Until now, academic discourse has merely skimmed the surface of what requirements family physicians have when it comes to digital information sources. During their research, the researchers led by Dr. Pet van der Keylen and Dr. Luca Frank from the Institute of General Practice at FAU focused on the internet, which offers a wealth of knowledge. But how can doctors access the information which is relevant for them?
The team analysed 41 scientific studies to determine the requirements of family physicians. The main problem with obtaining digital content is the notorious lack of time which is part and parcel of their profession. Information has to be easily accessible, concise and to the point. However, quality must not suffer as a result of brevity. The information must be clear, reliable and up to date.
A further requirement for family physicians is that the information must be relevant for their everyday practice and not only for academic or theoretical purposes. The main priorities for online research are that it leads to results which are suitable to help doctors make a decision and that the information is useful for patients.
Doctors also require certain skills. A major obstacle to them making the most of the information which is available is their lack of expertise in dealing with online media and critically assessing the information provided. Sometimes, doctors prefer to discuss cases with colleagues rather than searching online. Further barriers preventing doctors from accessing information on digital platforms are costs, technical requirements and usability.

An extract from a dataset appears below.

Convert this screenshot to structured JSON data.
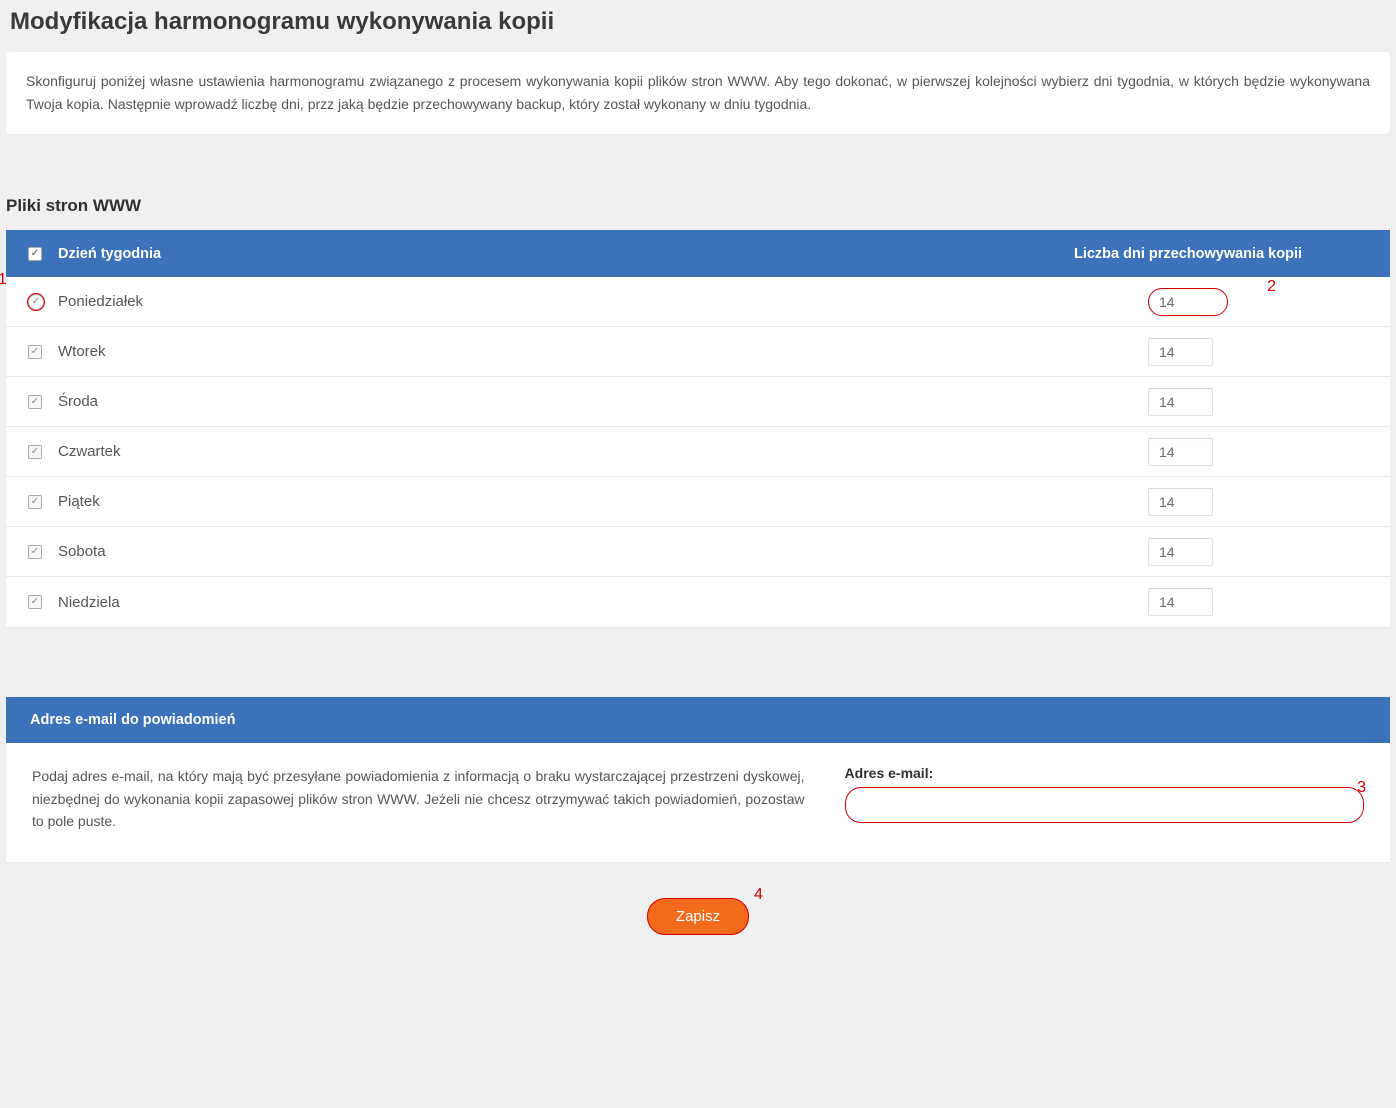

The researchers came to the conclusion that there is still scope for improvement in the way information of relevance to the work of family physicians is made available in light of the opportunities and chances offered by digitalisation. They therefore believe that, in addition to further research, greater emphasis should be laid on training relevant academic and digital skills at university. At FAU, the Institute of General Practice has offered an elective subject in dealing with evidence-based medicine and digital information for some time now, aimed at enabling future family physicians to take well-founded decisions in their everyday practice.